“Go," my mum tells her. “That’s why it’s there.”
It has been the summer of hunger for many children in this country. A food bank in West Sussex announced it has been handing out double the amount of meals to kids compared with last year. A food bank in Cornwall said that children are “starving”, despite handing out over 10,000 meals each month. Donovan Gardner told ITV News: “You know we get children in here and they see some sweets which have been given to us and they fall on them as if they've never seen sweets before… We’ve had ladies and men come in here, tears running down their face, and said I've never done this before. I've worked for 40 years and I've suddenly got made redundant and they stand there with a voucher in their hand and they're almost afraid to think that we're going to give them the third degree.” Brent, Clydebank, Devon, London – it’s the same story across the country. More children than ever are hungry because their parents can’t afford to buy food because a succession of Conservative governments have unpicked the welfare of this country with the agility and ruthlessness of Edward Scissorhands.
Mostly, I think, we have still a Victorian idea of poverty: those who are the most poor have probably brought it upon themselves. Or, that’s at least what the voting habits of our government would suggest. We sneer and jeer at poor people via Channel 4 documentaries or benefit scandals in The Sun. A few years ago, The Times sent the now-foreign secretary's sister to Lidl as if some sort of anthropological experiment, replacing her usual Notting Hill fare, plus a £150 Ocado delivery. Her verdict? “I am used to entering a supermarket to the toasty aromas of baking bread and freshly ground coffee. This was like entering a morgue, only colder and deader somehow.” I wonder if it was as cold and dead as a starving six-year-old. When I go to Lidl in Peckham, it’s less witty lifestyle feature and more lifeline. Perhaps Rachel Johnson thinks poverty is a joke; after all, Jacob Rees-Mogg thinks people using food banks is “rather uplifting".
Our notions of poverty have to be transformed, not least so we don’t perpetuate a classist culture of shame and division, but also because it’s a growing problem. Around 100,000 children fell into poverty in 2015-2016 and analysts predict this pattern will continue. Thirty per cent of British children are now classified as poor and two-thirds of them are from working families. Just like Kate's daughter.
But we're not very good at translating data into humans. A Pilates teacher living in a Conservative town on the south coast is not who most of us imagine to be queueing in a food bank. Why? Because she’s in work, primarily, but also because she doesn’t fit with our archaic notions of poverty – she’s skilled, entrepreneurial, independent, helping middle-class women like my mum become a bit bendier. But poverty doesn't have a face – we just ascribe it one to suit a narrative that props up power structures and keeps everyone firmly in place.

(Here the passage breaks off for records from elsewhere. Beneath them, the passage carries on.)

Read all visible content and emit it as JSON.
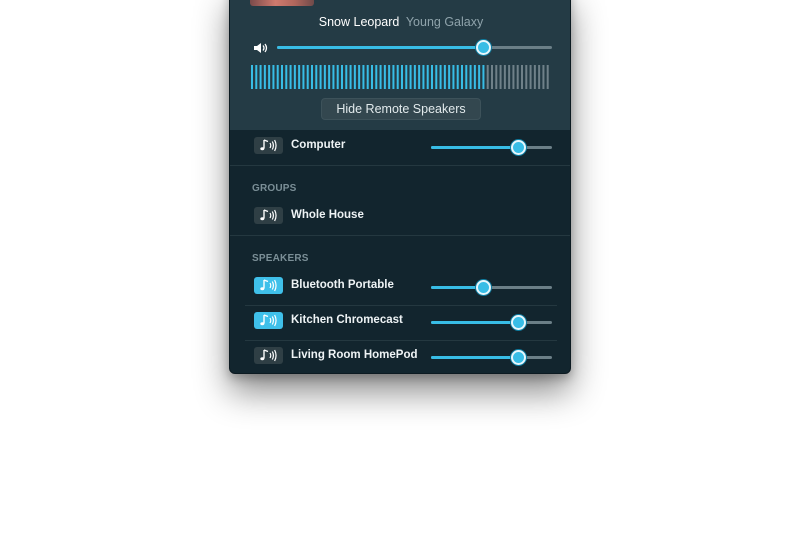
{
  "now_playing": {
    "title": "Snow Leopard",
    "artist": "Young Galaxy",
    "master_volume": 0.75,
    "level_meter": 0.79,
    "hide_button_label": "Hide Remote Speakers"
  },
  "computer": {
    "label": "Computer",
    "volume": 0.72,
    "active": false
  },
  "groups": {
    "heading": "GROUPS",
    "items": [
      {
        "label": "Whole House",
        "active": false
      }
    ]
  },
  "speakers": {
    "heading": "SPEAKERS",
    "items": [
      {
        "label": "Bluetooth Portable",
        "volume": 0.43,
        "active": true
      },
      {
        "label": "Kitchen Chromecast",
        "volume": 0.72,
        "active": true
      },
      {
        "label": "Living Room HomePod",
        "volume": 0.72,
        "active": false
      }
    ]
  },
  "colors": {
    "accent": "#38bde6",
    "panel_bg": "#12252e",
    "header_bg": "#243b45"
  },
  "icons": {
    "volume": "speaker-volume-icon",
    "device": "music-note-airplay-icon"
  }
}
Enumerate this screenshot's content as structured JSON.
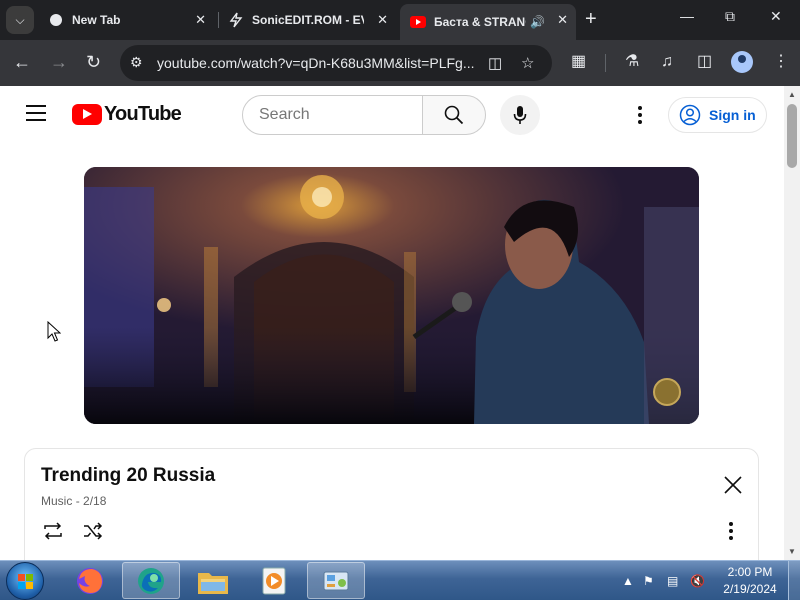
{
  "browser": {
    "tabs": [
      {
        "title": "New Tab",
        "favicon": "globe-icon",
        "active": false
      },
      {
        "title": "SonicEDIT.ROM - EV",
        "favicon": "sonicedit-icon",
        "active": false
      },
      {
        "title": "Баста & STRANGE",
        "favicon": "youtube-icon",
        "active": true,
        "audio": true
      }
    ],
    "url": "youtube.com/watch?v=qDn-K68u3MM&list=PLFg...",
    "colors": {
      "chrome_dark": "#202124",
      "chrome_toolbar": "#35363a"
    }
  },
  "youtube": {
    "logo_text": "YouTube",
    "search_placeholder": "Search",
    "signin_label": "Sign in",
    "brand_red": "#ff0000",
    "link_blue": "#065fd4"
  },
  "playlist": {
    "title": "Trending 20 Russia",
    "channel": "Music",
    "position": "2/18"
  },
  "taskbar": {
    "apps": [
      "firefox-icon",
      "edge-icon",
      "file-explorer-icon",
      "media-player-icon",
      "control-panel-icon"
    ],
    "clock_time": "2:00 PM",
    "clock_date": "2/19/2024"
  }
}
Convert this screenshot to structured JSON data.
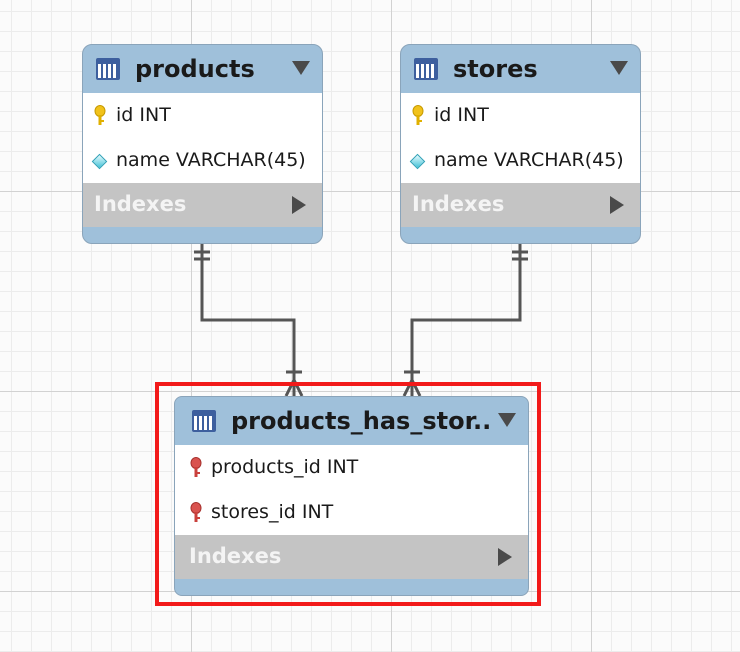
{
  "entities": {
    "products": {
      "title": "products",
      "columns": [
        {
          "label": "id INT",
          "key": "primary"
        },
        {
          "label": "name VARCHAR(45)",
          "key": "attribute"
        }
      ],
      "indexes_label": "Indexes"
    },
    "stores": {
      "title": "stores",
      "columns": [
        {
          "label": "id INT",
          "key": "primary"
        },
        {
          "label": "name VARCHAR(45)",
          "key": "attribute"
        }
      ],
      "indexes_label": "Indexes"
    },
    "products_has_stores": {
      "title": "products_has_stor...",
      "columns": [
        {
          "label": "products_id INT",
          "key": "foreign"
        },
        {
          "label": "stores_id INT",
          "key": "foreign"
        }
      ],
      "indexes_label": "Indexes"
    }
  },
  "colors": {
    "header": "#9fc0da",
    "primary_key": "#f1c21b",
    "foreign_key": "#d9534f",
    "attribute": "#43c2d6",
    "connector": "#555555",
    "selection": "#f21a1a"
  }
}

When Theresa May became prime minister, she said that she would fight “against the burning injustice that, if you’re born poor, you will die on average nine years earlier than others”. Instead, May has been fighting mostly against her own party. And the burning injustice continues to burn brightly and viciously. Children are on the sharp end. They are hungry. Meanwhile, the architects of these cuts go back to their Notting Hill Waitrose, get book deals or edit newspapers. Oh, how that injustice burns.
But data *does* become human when they are stood in front of you, in broad daylight, quietly crying in a supermarket because they don’t know how to feed their child – even though they are working hard and doing everything they can. Like tens of thousands of people, Kate is no longer "just about managing". She's not managing.
So, please, Mr Rees-Mogg, tell me: what’s uplifting about this picture?